Helbard became a vegetarian 25 years ago. Like so many, he was in a relationship with a person that wanted to eat less meat. He tried it and it actually made him feel better physically and mentally. It changed the way he felt, but it was a personal experience that opened his eyes. “I had a couple of run-ins with animals where I witnessed them suffer. One was with a dog that is considered a ‘pet’ and one with a wild boar that is considered a ‘pest,’” Helbard says. He saw the spark of intelligence in their eyes and how they reacted to death the same way when taking their last breath. He connected the two and started rethinking the way people think about animals. And it was this experience that led Helbard and Camilla to rescuing animals and starting a sanctuary.
“There is a way of thinking in this country where people say, ‘I have a dog, I have a cat, I love animals.’ And then they eat a burger or go to KFC and have chicken. But they insist they love animals. If you ask them if they love animals so much, why do they eat them? The answer is those animals are ‘food.’ So we have a way of categorizing animals as either food or pets, and we don’t find anything wrong with that. It’s not a stretch then to extend that philosophy to people. I like some people, but some people are a problem. To a vegan, the philosophy is to fight for all living creatures. That includes humans. If we can segregate people, we can segregate animals. If we can segregate animals, we can segregate people. They blend together. Your opinion on animals blends into your thought process and politics on how we treat people,” Helbard explains.
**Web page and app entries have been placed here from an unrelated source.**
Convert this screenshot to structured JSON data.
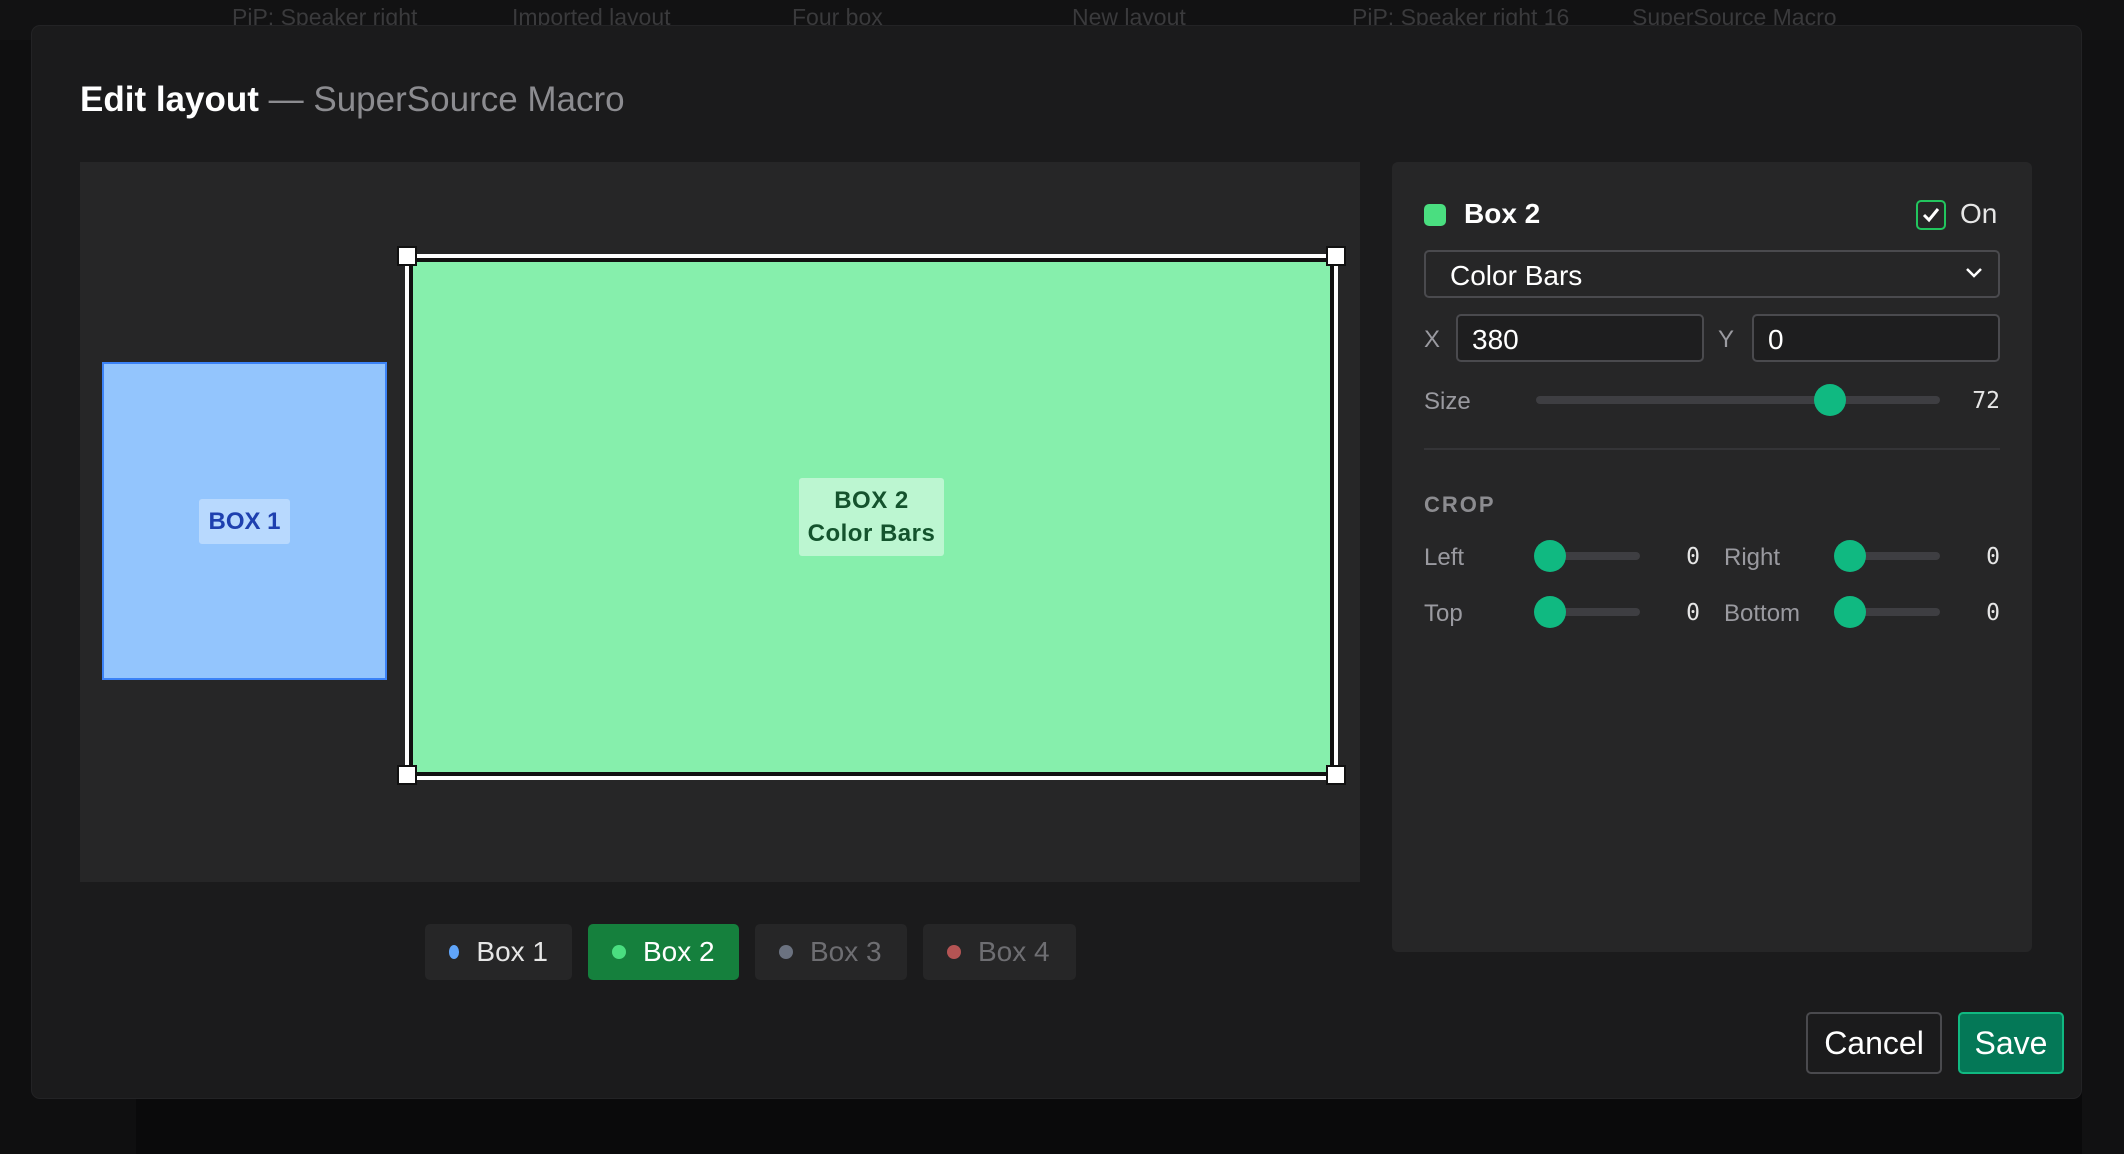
{
  "background_tabs": [
    "PiP: Speaker right",
    "Imported layout",
    "Four box",
    "New layout",
    "PiP: Speaker right 16",
    "SuperSource Macro"
  ],
  "modal": {
    "title": "Edit layout",
    "subtitle": "— SuperSource Macro"
  },
  "canvas": {
    "box1": {
      "label": "BOX 1",
      "color": "#93c5fd"
    },
    "box2": {
      "label_line1": "BOX 2",
      "label_line2": "Color Bars",
      "color": "#86efac"
    }
  },
  "box_tabs": [
    {
      "label": "Box 1",
      "dot_color": "#60a5fa",
      "selected": false,
      "enabled": true
    },
    {
      "label": "Box 2",
      "dot_color": "#4ade80",
      "selected": true,
      "enabled": true
    },
    {
      "label": "Box 3",
      "dot_color": "#6b7280",
      "selected": false,
      "enabled": false
    },
    {
      "label": "Box 4",
      "dot_color": "#b45454",
      "selected": false,
      "enabled": false
    }
  ],
  "panel": {
    "box_name": "Box 2",
    "swatch_color": "#4ade80",
    "on_label": "On",
    "on_checked": true,
    "source": "Color Bars",
    "x_label": "X",
    "x_value": "380",
    "y_label": "Y",
    "y_value": "0",
    "size_label": "Size",
    "size_value": "72",
    "crop_title": "CROP",
    "crop": {
      "left_label": "Left",
      "left_value": "0",
      "right_label": "Right",
      "right_value": "0",
      "top_label": "Top",
      "top_value": "0",
      "bottom_label": "Bottom",
      "bottom_value": "0"
    }
  },
  "buttons": {
    "cancel": "Cancel",
    "save": "Save"
  }
}
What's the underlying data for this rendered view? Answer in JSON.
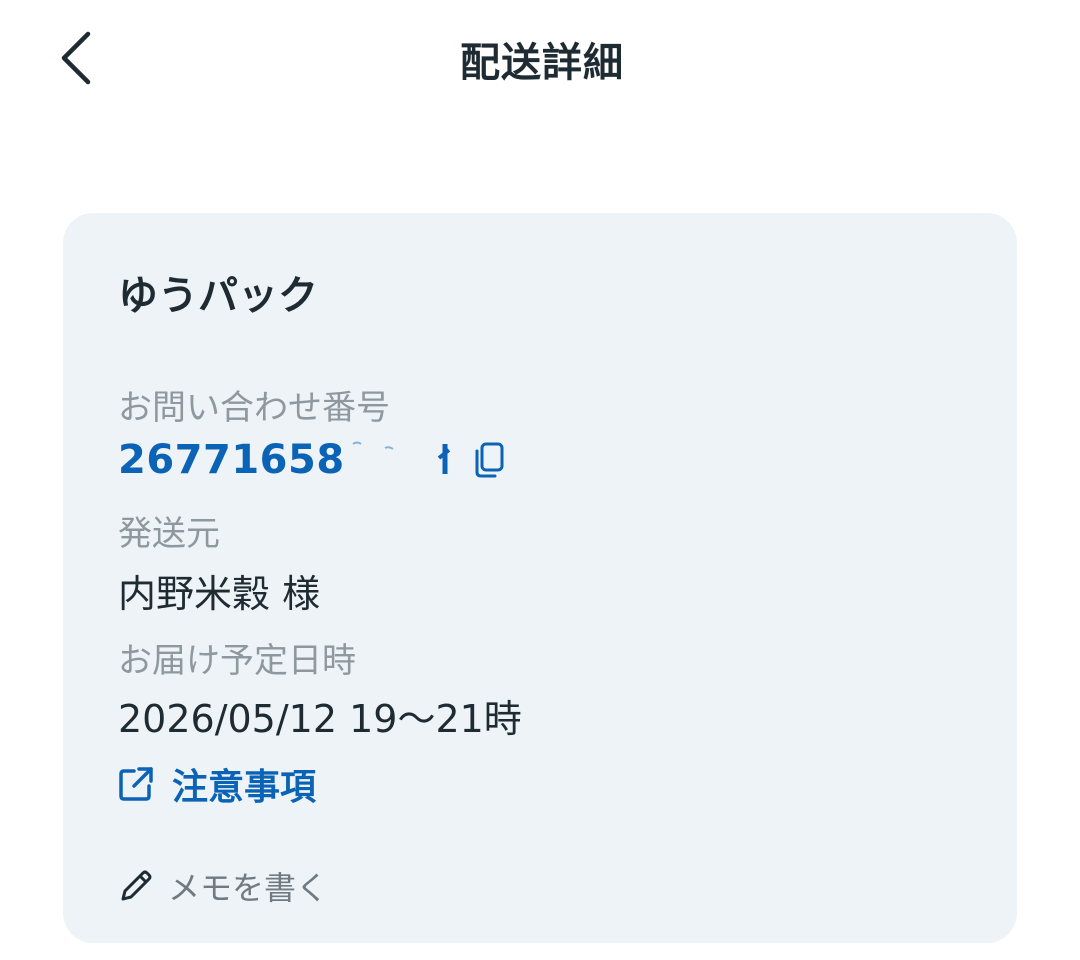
{
  "header": {
    "title": "配送詳細",
    "back_icon": "chevron-left-icon"
  },
  "card": {
    "carrier": "ゆうパック",
    "tracking": {
      "label": "お問い合わせ番号",
      "number": "26771658",
      "copy_icon": "copy-icon"
    },
    "sender": {
      "label": "発送元",
      "value": "内野米穀 様"
    },
    "delivery": {
      "label": "お届け予定日時",
      "value": "2026/05/12 19〜21時"
    },
    "notice_link": {
      "label": "注意事項",
      "icon": "external-link-icon"
    },
    "memo": {
      "label": "メモを書く",
      "icon": "pencil-icon"
    }
  },
  "colors": {
    "text": "#1f2b33",
    "muted": "#8e989f",
    "accent": "#0b63b6",
    "card_bg": "#eef3f7"
  }
}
“Our philosophy is being a liberationist, having a consistent anti-oppression approach where you’re against all oppression for all beings, human, non-human and whatever species that might be,” Camilla says. “Speciesism is the idea that you can’t pick and choose. A pig and a dog are both sentient living beings that feel, that care and want to play, just as we do. It’s wrong to justify the destruction of their lives because of what I want, because at this point we know that eating meat is not a necessity, we can survive and be vegan without sacrificing animals.”